### Excerpted data

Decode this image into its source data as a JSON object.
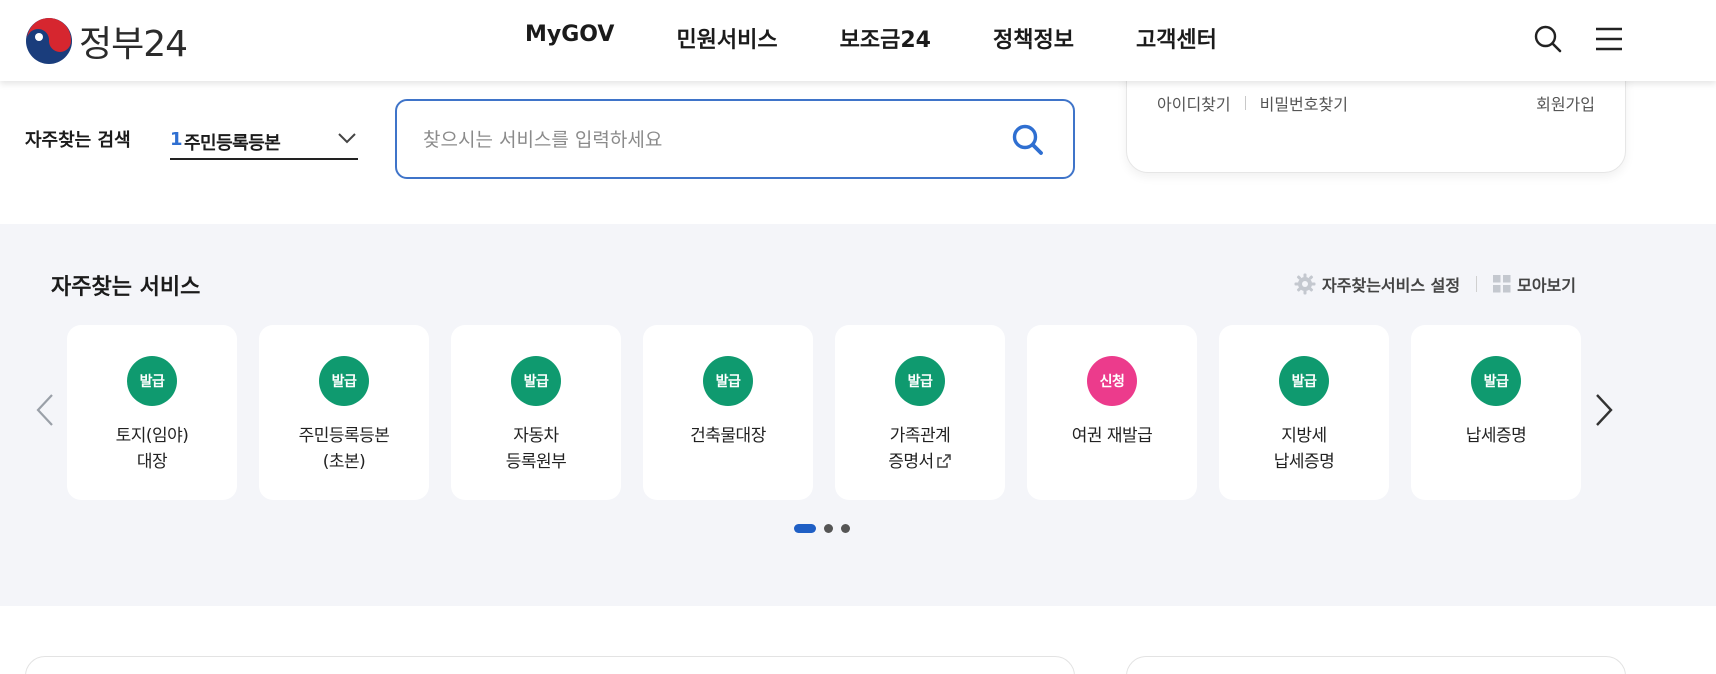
{
  "header": {
    "logo_text": "정부24",
    "nav": [
      "MyGOV",
      "민원서비스",
      "보조금24",
      "정책정보",
      "고객센터"
    ],
    "icons": [
      "search-icon",
      "menu-icon"
    ]
  },
  "search": {
    "label": "자주찾는 검색",
    "select_rank": "1",
    "select_value": "주민등록등본",
    "placeholder": "찾으시는 서비스를 입력하세요"
  },
  "login": {
    "find_id": "아이디찾기",
    "find_pw": "비밀번호찾기",
    "signup": "회원가입"
  },
  "favorites": {
    "title": "자주찾는 서비스",
    "settings_label": "자주찾는서비스 설정",
    "view_all_label": "모아보기",
    "cards": [
      {
        "badge": "발급",
        "line1": "토지(임야)",
        "line2": "대장",
        "badge_color": "#0f9a6f"
      },
      {
        "badge": "발급",
        "line1": "주민등록등본",
        "line2": "(초본)",
        "badge_color": "#0f9a6f"
      },
      {
        "badge": "발급",
        "line1": "자동차",
        "line2": "등록원부",
        "badge_color": "#0f9a6f"
      },
      {
        "badge": "발급",
        "line1": "건축물대장",
        "line2": "",
        "badge_color": "#0f9a6f"
      },
      {
        "badge": "발급",
        "line1": "가족관계",
        "line2": "증명서",
        "badge_color": "#0f9a6f",
        "external": true
      },
      {
        "badge": "신청",
        "line1": "여권 재발급",
        "line2": "",
        "badge_color": "#ec3b8c"
      },
      {
        "badge": "발급",
        "line1": "지방세",
        "line2": "납세증명",
        "badge_color": "#0f9a6f"
      },
      {
        "badge": "발급",
        "line1": "납세증명",
        "line2": "",
        "badge_color": "#0f9a6f"
      }
    ],
    "pagination": {
      "current": 1,
      "total": 3
    }
  },
  "colors": {
    "accent": "#3f74c9",
    "issue_badge": "#0f9a6f",
    "apply_badge": "#ec3b8c",
    "section_bg": "#f4f5f9"
  }
}
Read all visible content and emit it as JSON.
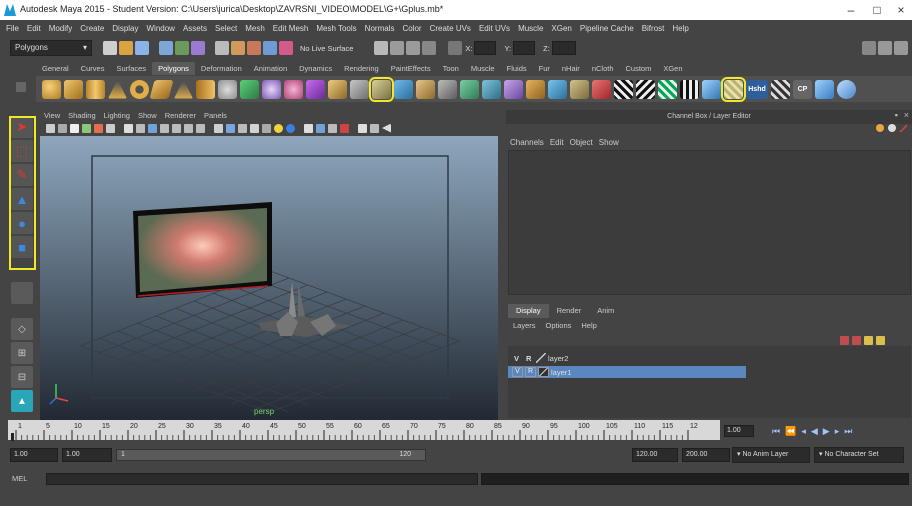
{
  "window": {
    "title": "Autodesk Maya 2015 - Student Version: C:\\Users\\jurica\\Desktop\\ZAVRSNI_VIDEO\\MODEL\\G+\\Gplus.mb*",
    "minimize": "–",
    "maximize": "□",
    "close": "×"
  },
  "menubar": [
    "File",
    "Edit",
    "Modify",
    "Create",
    "Display",
    "Window",
    "Assets",
    "Select",
    "Mesh",
    "Edit Mesh",
    "Mesh Tools",
    "Normals",
    "Color",
    "Create UVs",
    "Edit UVs",
    "Muscle",
    "XGen",
    "Pipeline Cache",
    "Bifrost",
    "Help"
  ],
  "statusline": {
    "menu_set": "Polygons",
    "live_surface": "No Live Surface",
    "x_label": "X:",
    "y_label": "Y:",
    "z_label": "Z:"
  },
  "shelf": {
    "tabs": [
      "General",
      "Curves",
      "Surfaces",
      "Polygons",
      "Deformation",
      "Animation",
      "Dynamics",
      "Rendering",
      "PaintEffects",
      "Toon",
      "Muscle",
      "Fluids",
      "Fur",
      "nHair",
      "nCloth",
      "Custom",
      "XGen"
    ],
    "active_tab": "Polygons",
    "icon_labels": {
      "hshd": "Hshd",
      "cp": "CP"
    }
  },
  "viewport": {
    "menu": [
      "View",
      "Shading",
      "Lighting",
      "Show",
      "Renderer",
      "Panels"
    ],
    "camera_label": "persp"
  },
  "channel_box": {
    "title": "Channel Box / Layer Editor",
    "menu": [
      "Channels",
      "Edit",
      "Object",
      "Show"
    ]
  },
  "layer_editor": {
    "tabs": [
      "Display",
      "Render",
      "Anim"
    ],
    "active_tab": "Display",
    "menu": [
      "Layers",
      "Options",
      "Help"
    ],
    "header_v": "V",
    "header_r": "R",
    "layers": [
      {
        "v": "",
        "r": "",
        "name": "layer2",
        "selected": false
      },
      {
        "v": "V",
        "r": "R",
        "name": "layer1",
        "selected": true
      }
    ]
  },
  "time_slider": {
    "ticks": [
      "1",
      "5",
      "10",
      "15",
      "20",
      "25",
      "30",
      "35",
      "40",
      "45",
      "50",
      "55",
      "60",
      "65",
      "70",
      "75",
      "80",
      "85",
      "90",
      "95",
      "100",
      "105",
      "110",
      "115",
      "12"
    ],
    "current_frame": "1.00"
  },
  "range": {
    "start": "1.00",
    "inner_start": "1.00",
    "slider_start": "1",
    "slider_end": "120",
    "inner_end": "120.00",
    "end": "200.00",
    "anim_layer": "No Anim Layer",
    "char_set": "No Character Set"
  },
  "mel": {
    "label": "MEL"
  }
}
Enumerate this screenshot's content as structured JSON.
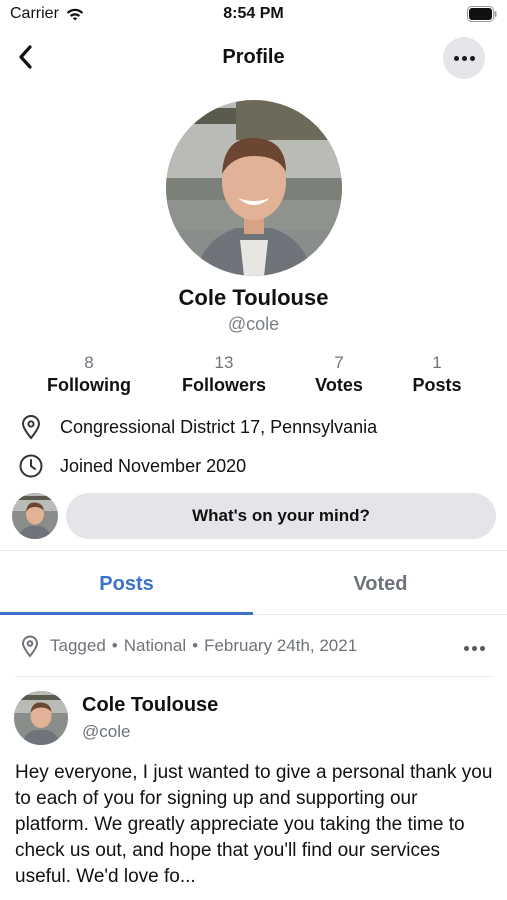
{
  "status_bar": {
    "carrier": "Carrier",
    "time": "8:54 PM"
  },
  "nav": {
    "title": "Profile",
    "back_icon": "chevron-left-icon",
    "more_icon": "ellipsis-icon"
  },
  "profile": {
    "name": "Cole Toulouse",
    "handle": "@cole",
    "stats": [
      {
        "value": "8",
        "label": "Following"
      },
      {
        "value": "13",
        "label": "Followers"
      },
      {
        "value": "7",
        "label": "Votes"
      },
      {
        "value": "1",
        "label": "Posts"
      }
    ],
    "location": "Congressional District 17, Pennsylvania",
    "joined": "Joined November 2020"
  },
  "composer": {
    "prompt": "What's on your mind?"
  },
  "tabs": [
    {
      "label": "Posts",
      "active": true
    },
    {
      "label": "Voted",
      "active": false
    }
  ],
  "post": {
    "tag": "Tagged",
    "scope": "National",
    "date": "February 24th, 2021",
    "author": "Cole Toulouse",
    "handle": "@cole",
    "body": "Hey everyone, I just wanted to give a personal thank you to each of you for signing up and supporting our platform. We greatly appreciate you taking the time to check us out, and hope that you'll find our services useful. We'd love fo..."
  },
  "colors": {
    "accent": "#3a72c9",
    "muted_text": "#6e737b",
    "pill_bg": "#e4e5e9"
  }
}
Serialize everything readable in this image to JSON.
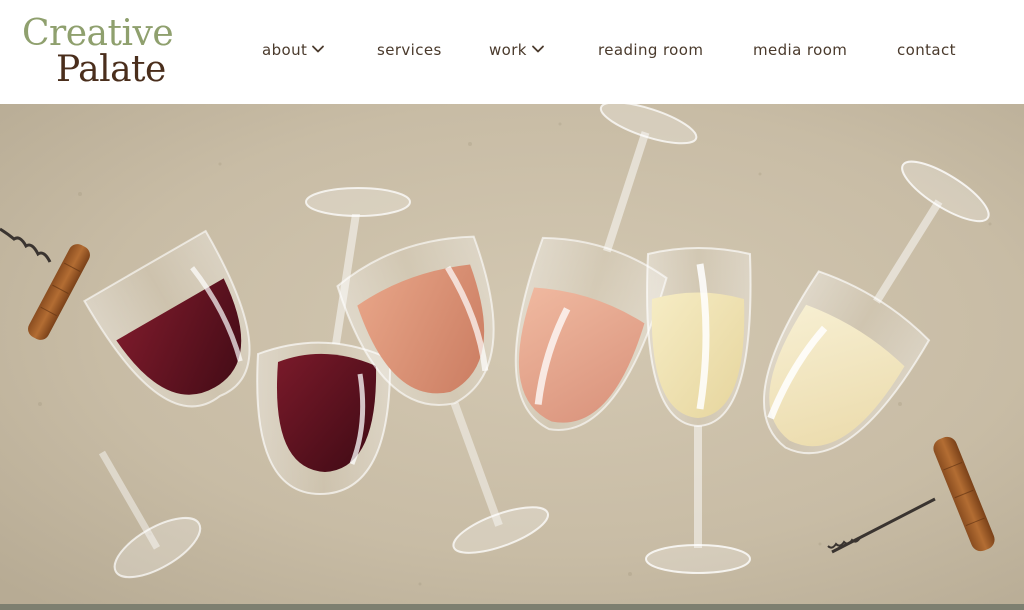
{
  "brand": {
    "line1": "Creative",
    "line2": "Palate",
    "line1_color": "#8fa06e",
    "line2_color": "#4a2e1c"
  },
  "nav": {
    "items": [
      {
        "label": "about",
        "has_dropdown": true,
        "icon": "chevron-down-icon"
      },
      {
        "label": "services",
        "has_dropdown": false
      },
      {
        "label": "work",
        "has_dropdown": true,
        "icon": "chevron-down-icon"
      },
      {
        "label": "reading room",
        "has_dropdown": false
      },
      {
        "label": "media room",
        "has_dropdown": false
      },
      {
        "label": "contact",
        "has_dropdown": false
      }
    ],
    "text_color": "#4a3a2c"
  },
  "hero": {
    "background_color": "#c9bda6",
    "band_color": "#7d7f70"
  }
}
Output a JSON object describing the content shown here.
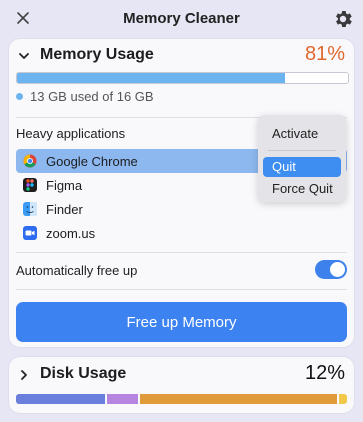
{
  "header": {
    "title": "Memory Cleaner"
  },
  "memory": {
    "title": "Memory Usage",
    "percent_text": "81%",
    "fill_fraction": 0.81,
    "bar_color": "#6cb4f0",
    "usage_text": "13 GB used of 16 GB",
    "heavy_label": "Heavy applications",
    "apps": [
      {
        "name": "Google Chrome",
        "icon": "chrome-icon",
        "selected": true
      },
      {
        "name": "Figma",
        "icon": "figma-icon",
        "selected": false
      },
      {
        "name": "Finder",
        "icon": "finder-icon",
        "selected": false
      },
      {
        "name": "zoom.us",
        "icon": "zoom-icon",
        "selected": false
      }
    ],
    "auto_free_label": "Automatically free up",
    "auto_free_on": true,
    "free_button_label": "Free up Memory"
  },
  "context_menu": {
    "items": [
      "Activate",
      "Quit",
      "Force Quit"
    ],
    "highlighted": "Quit"
  },
  "disk": {
    "title": "Disk Usage",
    "percent_text": "12%",
    "segments": [
      {
        "fraction": 0.275,
        "color": "#6a7fdc"
      },
      {
        "fraction": 0.095,
        "color": "#b585e0"
      },
      {
        "fraction": 0.605,
        "color": "#e09a3a"
      },
      {
        "fraction": 0.025,
        "color": "#f1c84a"
      }
    ]
  },
  "colors": {
    "accent": "#3c82f0",
    "warning": "#e0682e",
    "background": "#e6e6f4"
  }
}
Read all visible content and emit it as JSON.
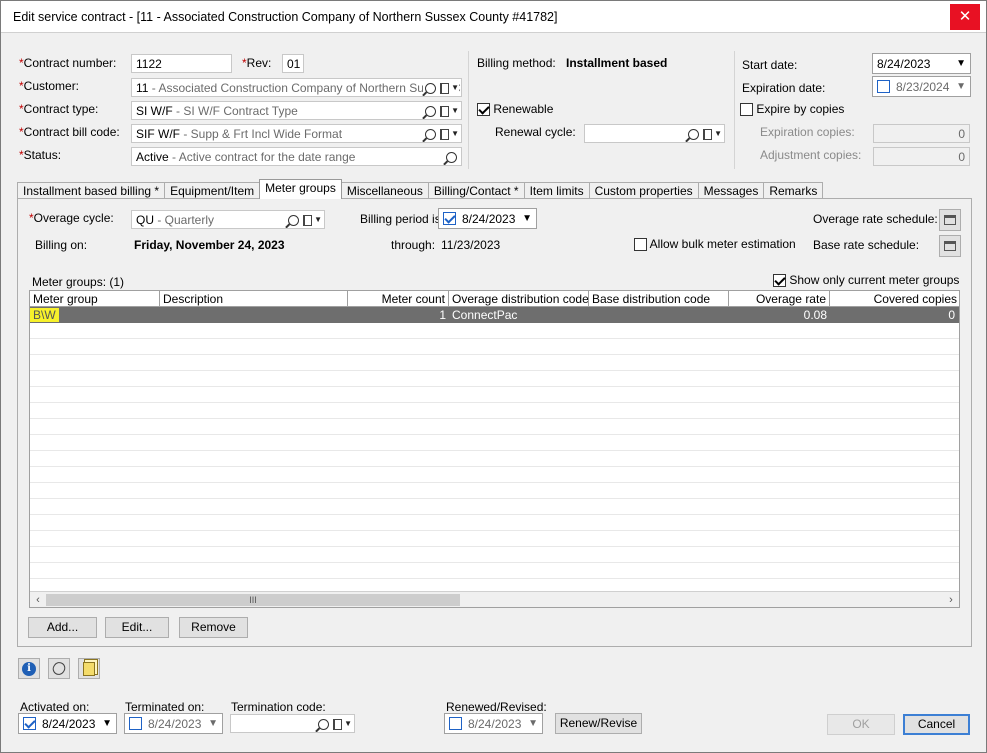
{
  "window": {
    "title": "Edit service contract - [11 - Associated Construction Company of Northern Sussex County #41782]",
    "close_label": "✕"
  },
  "header": {
    "contract_number_label": "Contract number:",
    "contract_number": "1122",
    "rev_label": "Rev:",
    "rev": "01",
    "customer_label": "Customer:",
    "customer_code": "11",
    "customer_desc": " - Associated Construction Company of Northern Sussex C",
    "contract_type_label": "Contract type:",
    "contract_type_code": "SI W/F",
    "contract_type_desc": " - SI W/F  Contract Type",
    "bill_code_label": "Contract bill code:",
    "bill_code": "SIF W/F",
    "bill_code_desc": " - Supp & Frt Incl Wide Format",
    "status_label": "Status:",
    "status_code": "Active",
    "status_desc": " - Active contract for the date range",
    "billing_method_label": "Billing method:",
    "billing_method": "Installment based",
    "renewable_label": "Renewable",
    "renewal_cycle_label": "Renewal cycle:",
    "start_date_label": "Start date:",
    "start_date": "8/24/2023",
    "expiration_date_label": "Expiration date:",
    "expiration_date": "8/23/2024",
    "expire_by_copies_label": "Expire by copies",
    "expiration_copies_label": "Expiration copies:",
    "expiration_copies": "0",
    "adjustment_copies_label": "Adjustment copies:",
    "adjustment_copies": "0"
  },
  "tabs": [
    {
      "label": "Installment based billing *"
    },
    {
      "label": "Equipment/Item"
    },
    {
      "label": "Meter groups"
    },
    {
      "label": "Miscellaneous"
    },
    {
      "label": "Billing/Contact *"
    },
    {
      "label": "Item limits"
    },
    {
      "label": "Custom properties"
    },
    {
      "label": "Messages"
    },
    {
      "label": "Remarks"
    }
  ],
  "meter": {
    "overage_cycle_label": "Overage cycle:",
    "overage_cycle_code": "QU",
    "overage_cycle_desc": " - Quarterly",
    "billing_period_label": "Billing period is:",
    "billing_period": "8/24/2023",
    "overage_rate_schedule_label": "Overage rate schedule:",
    "billing_on_label": "Billing on:",
    "billing_on": "Friday, November 24, 2023",
    "through_label": "through:",
    "through": "11/23/2023",
    "allow_bulk_label": "Allow bulk meter estimation",
    "base_rate_schedule_label": "Base rate schedule:",
    "meter_groups_count_label": "Meter groups: (1)",
    "show_current_label": "Show only current meter groups"
  },
  "grid": {
    "columns": [
      "Meter group",
      "Description",
      "Meter count",
      "Overage distribution code",
      "Base distribution code",
      "Overage rate",
      "Covered copies"
    ],
    "rows": [
      {
        "meter_group": "B\\W",
        "description": "",
        "meter_count": "1",
        "overage_dist": "ConnectPac",
        "base_dist": "",
        "overage_rate": "0.08",
        "covered_copies": "0"
      }
    ]
  },
  "panel_buttons": {
    "add": "Add...",
    "edit": "Edit...",
    "remove": "Remove"
  },
  "footer": {
    "activated_on_label": "Activated on:",
    "activated_on": "8/24/2023",
    "terminated_on_label": "Terminated on:",
    "terminated_on": "8/24/2023",
    "termination_code_label": "Termination code:",
    "renewed_revised_label": "Renewed/Revised:",
    "renewed_revised": "8/24/2023",
    "renew_revise_button": "Renew/Revise",
    "ok_button": "OK",
    "cancel_button": "Cancel"
  },
  "icons": {
    "scroll_left": "‹",
    "scroll_right": "›",
    "grip": "III",
    "dropdown": "▼",
    "info": "i"
  }
}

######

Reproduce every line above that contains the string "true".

## Answer space
        "external": true
        "selected": true
      "active": true
        "has_dropdown": true,
        "has_dropdown": true,
        "selected": true
    "auto_free_on": true,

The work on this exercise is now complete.